(9/1/11)

Comment

   “Here is my servant, whom I uphold, my chosen one in whom I delight.”

   “This is my Son, whom I love; with him I am well pleased.”

   The first statement was a prophecy, a message from God given to Isaiah. The second statement, from Matthew 3:13-17, was a message from God given verbally to any who could hear, proclaiming the prophecy’s fulfilment. God’s servant had come – and he was more than a servant: he was God’s Son.

    The original prophecy seems to speak especially to Jews living in exile after the Babylonian conquest. They may have thought it referred to Cyrus, who conquered the Babylonian empire and allowed the captives to return to their native lands. Later on, some may have taken it to apply to the whole Jewish nation, seeing it as their responsibility as God’s people to teach the rest of the world God’s ways. But many Jews and Christians over the years have seen the prophecy as a message about the Messiah, the saviour-king who would bring peace and justice to the whole world. Cyrus did not really fulfil it, nor has anyone else – except Jesus. 
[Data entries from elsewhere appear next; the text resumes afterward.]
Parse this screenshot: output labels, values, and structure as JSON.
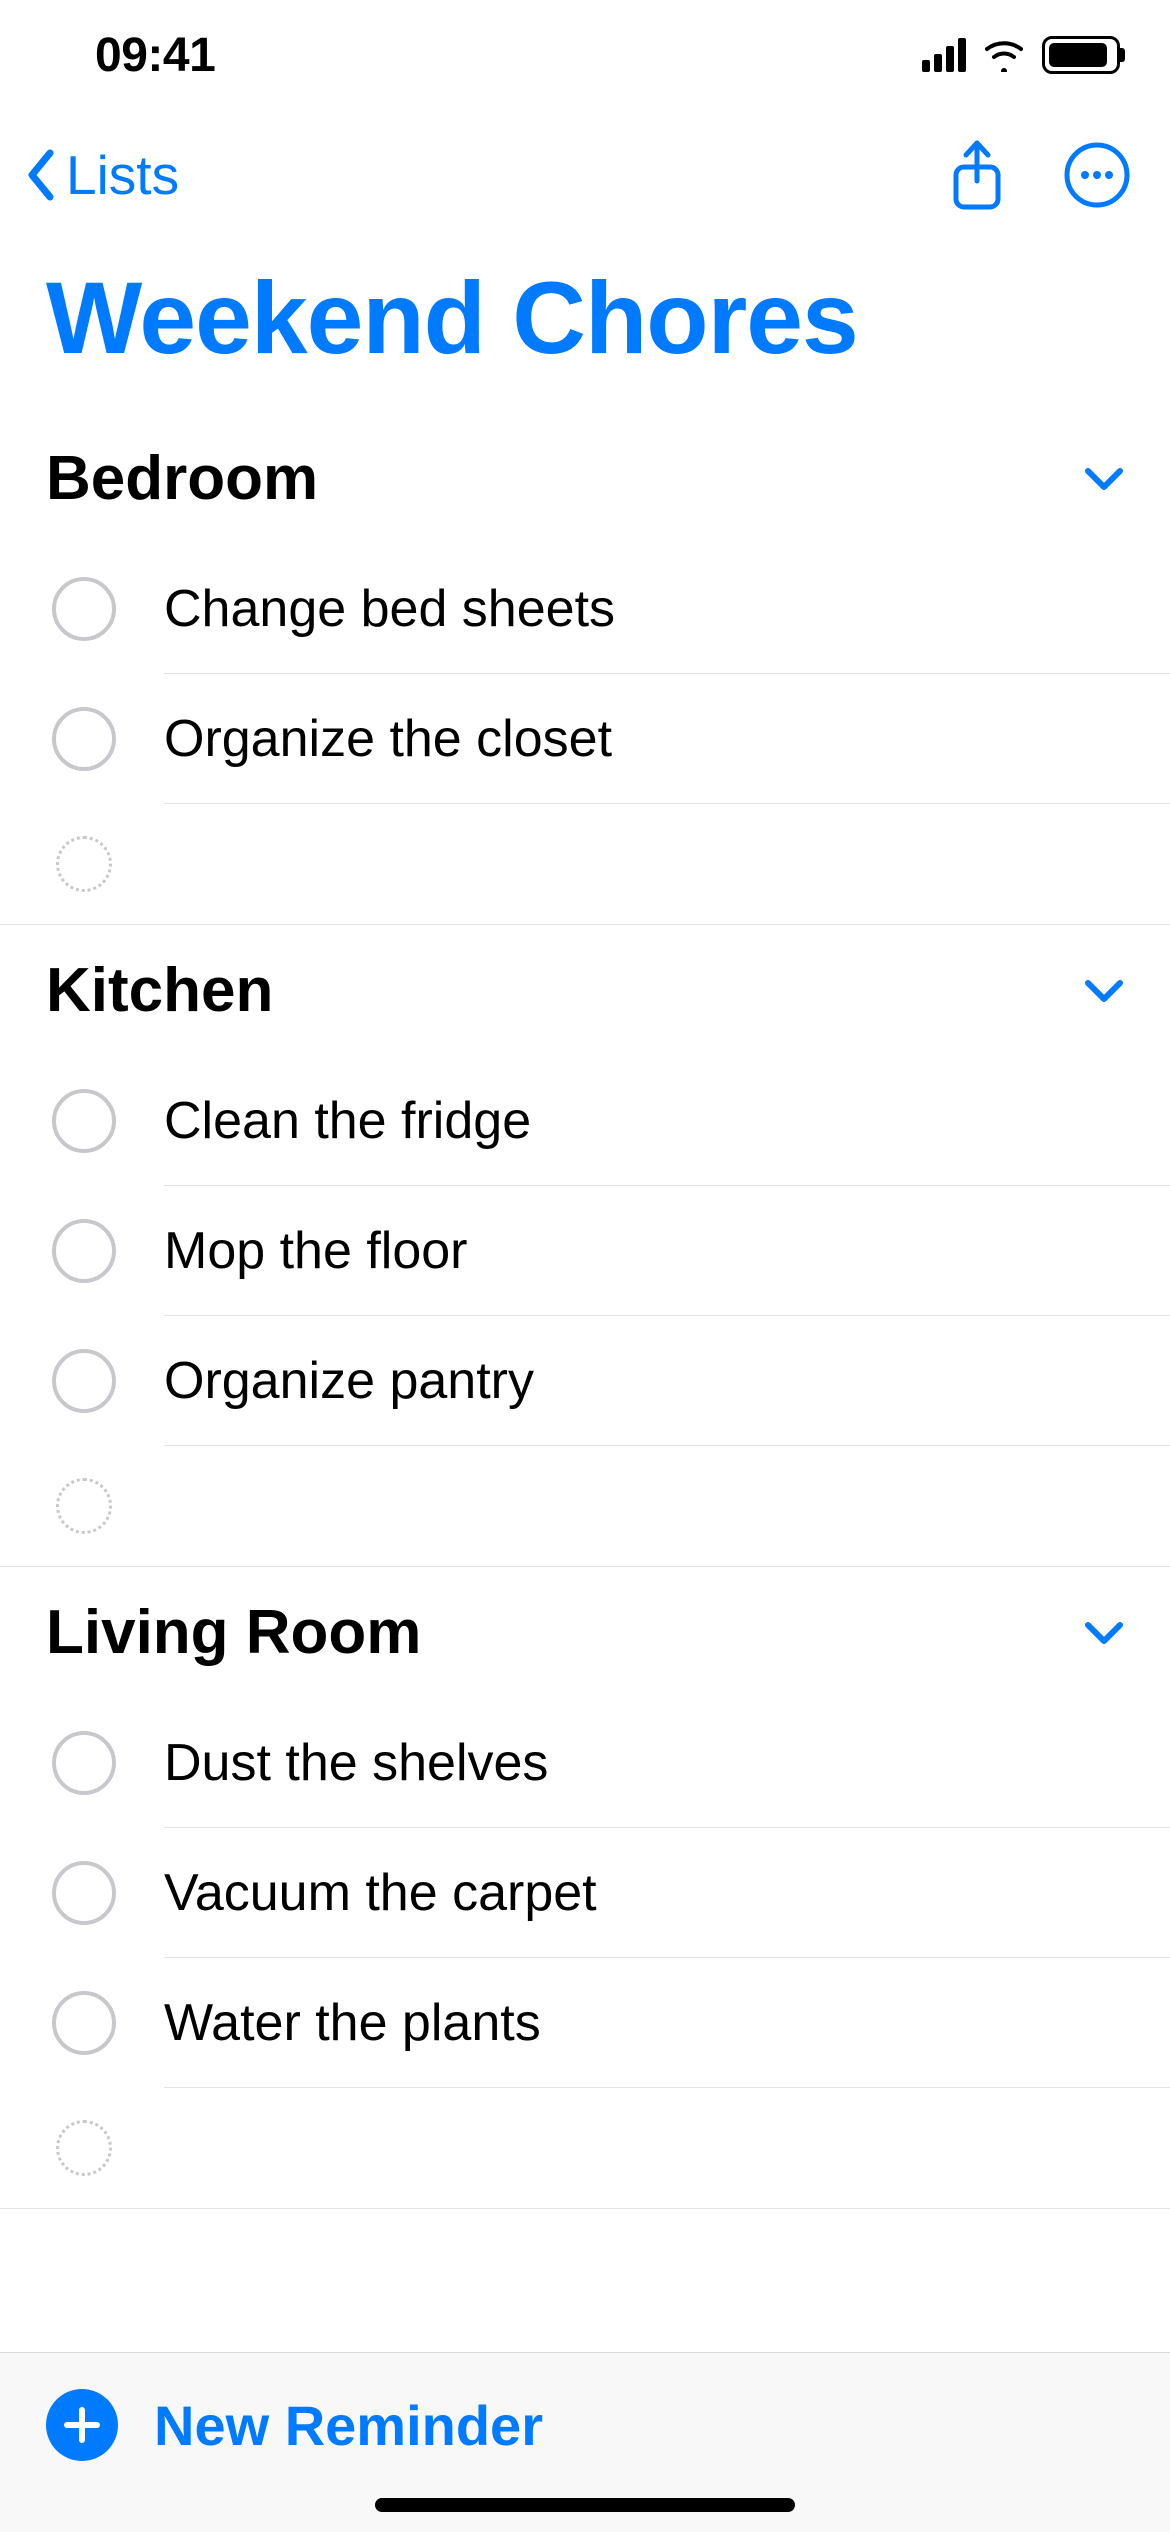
{
  "status": {
    "time": "09:41"
  },
  "nav": {
    "back_label": "Lists"
  },
  "title": "Weekend Chores",
  "sections": [
    {
      "title": "Bedroom",
      "items": [
        {
          "label": "Change bed sheets"
        },
        {
          "label": "Organize the closet"
        }
      ]
    },
    {
      "title": "Kitchen",
      "items": [
        {
          "label": "Clean the fridge"
        },
        {
          "label": "Mop the floor"
        },
        {
          "label": "Organize pantry"
        }
      ]
    },
    {
      "title": "Living Room",
      "items": [
        {
          "label": "Dust the shelves"
        },
        {
          "label": "Vacuum the carpet"
        },
        {
          "label": "Water the plants"
        }
      ]
    }
  ],
  "bottom": {
    "new_reminder_label": "New Reminder"
  },
  "colors": {
    "accent": "#007aff"
  }
}
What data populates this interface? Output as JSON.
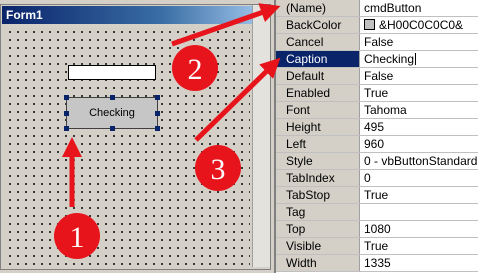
{
  "form": {
    "title": "Form1",
    "button_caption": "Checking"
  },
  "properties": [
    {
      "name": "(Name)",
      "value": "cmdButton"
    },
    {
      "name": "BackColor",
      "value": "&H00C0C0C0&",
      "swatch": "#c0c0c0"
    },
    {
      "name": "Cancel",
      "value": "False"
    },
    {
      "name": "Caption",
      "value": "Checking",
      "selected": true
    },
    {
      "name": "Default",
      "value": "False"
    },
    {
      "name": "Enabled",
      "value": "True"
    },
    {
      "name": "Font",
      "value": "Tahoma"
    },
    {
      "name": "Height",
      "value": "495"
    },
    {
      "name": "Left",
      "value": "960"
    },
    {
      "name": "Style",
      "value": "0 - vbButtonStandard"
    },
    {
      "name": "TabIndex",
      "value": "0"
    },
    {
      "name": "TabStop",
      "value": "True"
    },
    {
      "name": "Tag",
      "value": ""
    },
    {
      "name": "Top",
      "value": "1080"
    },
    {
      "name": "Visible",
      "value": "True"
    },
    {
      "name": "Width",
      "value": "1335"
    }
  ],
  "annotations": {
    "badge1": "1",
    "badge2": "2",
    "badge3": "3",
    "color": "#e8141b"
  }
}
   Jesus fulfilled the prophecy in detail. He focused on doing the Father’s will and fulfilling the task given him. He did so without making a display of himself, and with gentle compassion towards all the ‘bruised reeds’ and ‘smouldering wicks’ he met. He is the Light of the World; he has been given all authority in heaven and on earth, and is seated at the right hand of God while all his enemies are brought beneath his feet in defeat, the last enemy being death itself (1 Corinthians 15:25). The prophecy is still being worked out: we are still at the stage where he is not faltering or being discouraged while he establishes justice on earth (Isaiah 42:4). 
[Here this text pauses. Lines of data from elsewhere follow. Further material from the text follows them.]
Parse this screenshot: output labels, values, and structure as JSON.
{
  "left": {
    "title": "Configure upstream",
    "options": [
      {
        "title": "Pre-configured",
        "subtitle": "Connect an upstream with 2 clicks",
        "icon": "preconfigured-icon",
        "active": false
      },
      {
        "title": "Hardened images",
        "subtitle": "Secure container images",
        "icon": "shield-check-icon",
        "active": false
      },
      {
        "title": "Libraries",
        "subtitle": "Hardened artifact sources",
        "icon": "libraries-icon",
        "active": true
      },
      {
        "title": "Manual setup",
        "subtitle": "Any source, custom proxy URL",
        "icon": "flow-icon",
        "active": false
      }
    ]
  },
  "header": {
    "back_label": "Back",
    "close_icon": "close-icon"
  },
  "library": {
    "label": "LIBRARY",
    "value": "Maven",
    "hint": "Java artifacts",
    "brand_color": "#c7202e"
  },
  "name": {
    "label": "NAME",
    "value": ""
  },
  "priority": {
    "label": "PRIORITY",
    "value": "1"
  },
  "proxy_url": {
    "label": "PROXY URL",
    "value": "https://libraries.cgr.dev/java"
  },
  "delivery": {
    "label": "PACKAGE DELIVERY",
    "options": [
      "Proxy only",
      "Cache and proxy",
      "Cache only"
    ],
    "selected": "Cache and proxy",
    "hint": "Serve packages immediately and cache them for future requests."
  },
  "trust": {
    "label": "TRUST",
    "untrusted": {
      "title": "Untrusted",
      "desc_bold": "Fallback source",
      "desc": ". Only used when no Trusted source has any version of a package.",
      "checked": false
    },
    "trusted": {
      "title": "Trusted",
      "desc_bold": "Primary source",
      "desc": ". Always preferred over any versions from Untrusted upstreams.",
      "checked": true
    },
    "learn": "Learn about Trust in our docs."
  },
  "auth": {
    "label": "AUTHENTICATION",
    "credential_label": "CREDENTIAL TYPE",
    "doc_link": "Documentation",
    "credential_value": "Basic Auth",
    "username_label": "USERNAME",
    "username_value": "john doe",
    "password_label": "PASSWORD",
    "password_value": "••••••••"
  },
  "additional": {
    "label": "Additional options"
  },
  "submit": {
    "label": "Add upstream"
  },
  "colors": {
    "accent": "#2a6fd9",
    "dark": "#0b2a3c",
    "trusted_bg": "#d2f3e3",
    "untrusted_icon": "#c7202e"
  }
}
   God’s message at Jesus’ baptism encourages us to believe that Jesus really is the Messiah, the Lord and Saviour of the world. God’s designation of him as his Son was significant. The Servant of God was no slave, even though he accepted the role of a slave – ‘he emptied himself, taking the form of a slave’ (Philippians 2:7). A son was a person of status, and God’s son especially so – he was not just royal family, but divine family! Jesus was not only God’s chosen one, in whom he delighted, but also his beloved one, in whom he was already well pleased. That status and love would continue throughout his life and ministry, even through the cross and the cry, ‘Why have you forsaken me?’ The prophecy of Isaiah 42 is being fulfilled in a surprising manner and in overflowing measure.
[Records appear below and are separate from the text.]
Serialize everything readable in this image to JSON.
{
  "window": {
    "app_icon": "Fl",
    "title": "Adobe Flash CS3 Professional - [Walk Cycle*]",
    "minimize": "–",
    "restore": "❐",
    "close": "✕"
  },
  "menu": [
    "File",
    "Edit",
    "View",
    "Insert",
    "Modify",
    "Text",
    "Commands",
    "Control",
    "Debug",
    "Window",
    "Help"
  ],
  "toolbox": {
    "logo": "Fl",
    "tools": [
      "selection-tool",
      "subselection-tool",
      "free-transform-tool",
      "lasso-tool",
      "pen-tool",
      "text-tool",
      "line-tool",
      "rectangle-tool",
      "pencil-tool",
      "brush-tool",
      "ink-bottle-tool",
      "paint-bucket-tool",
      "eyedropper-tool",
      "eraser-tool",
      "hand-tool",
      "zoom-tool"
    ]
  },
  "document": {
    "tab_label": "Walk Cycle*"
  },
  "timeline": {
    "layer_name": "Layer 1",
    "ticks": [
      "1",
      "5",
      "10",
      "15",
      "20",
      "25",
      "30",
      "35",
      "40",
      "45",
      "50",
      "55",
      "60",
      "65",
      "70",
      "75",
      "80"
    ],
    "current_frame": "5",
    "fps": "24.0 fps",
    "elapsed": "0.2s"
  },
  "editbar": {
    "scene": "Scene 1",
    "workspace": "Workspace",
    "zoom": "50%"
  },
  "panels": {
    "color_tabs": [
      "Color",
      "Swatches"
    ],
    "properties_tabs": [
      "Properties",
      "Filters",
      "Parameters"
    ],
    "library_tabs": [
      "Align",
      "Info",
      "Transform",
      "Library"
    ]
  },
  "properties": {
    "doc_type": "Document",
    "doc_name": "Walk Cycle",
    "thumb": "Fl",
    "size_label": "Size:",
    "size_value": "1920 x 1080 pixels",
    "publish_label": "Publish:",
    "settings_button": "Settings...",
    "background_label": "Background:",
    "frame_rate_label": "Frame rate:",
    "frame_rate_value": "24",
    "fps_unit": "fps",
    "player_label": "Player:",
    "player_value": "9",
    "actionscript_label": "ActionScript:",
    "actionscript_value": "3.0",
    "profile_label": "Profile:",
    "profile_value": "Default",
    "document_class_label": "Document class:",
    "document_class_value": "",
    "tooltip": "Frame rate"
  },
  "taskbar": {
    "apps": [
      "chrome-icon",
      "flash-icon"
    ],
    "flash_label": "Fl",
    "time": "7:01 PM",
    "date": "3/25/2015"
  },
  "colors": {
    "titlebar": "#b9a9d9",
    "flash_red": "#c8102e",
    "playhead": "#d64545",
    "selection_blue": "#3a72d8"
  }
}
   It may surprise us also to realise that both statements – the prophecy and the voice from heaven – apply to some extent to us as well, who believe in Jesus. Jesus’ task is to bring many sons and daughters to glory (Hebrews 2:10). We follow him, not just as servants of God fulfilling God’s will, but as sons and daughters of God, members of God’s family, with a status to match. Because of Jesus’ death for us, God can love us and delight in us. Our faults and failings have already been dealt with! And in this confidence we can go on to serve God as Jesus did – not drawing attention to ourselves, not breaking bruised reeds or snuffing smouldering wicks, not faltering or stumbling as we seek to bring peace and justice to all.

Questions

1) His Heavenly Father’s affirmation and support must have meant a lot to Jesus. Whom can you affirm and support at the start of this new year?
2) Who are the ‘bruised reeds’ and ‘smouldering wicks’ around you? How might they be damaged, and how might they be strengthened?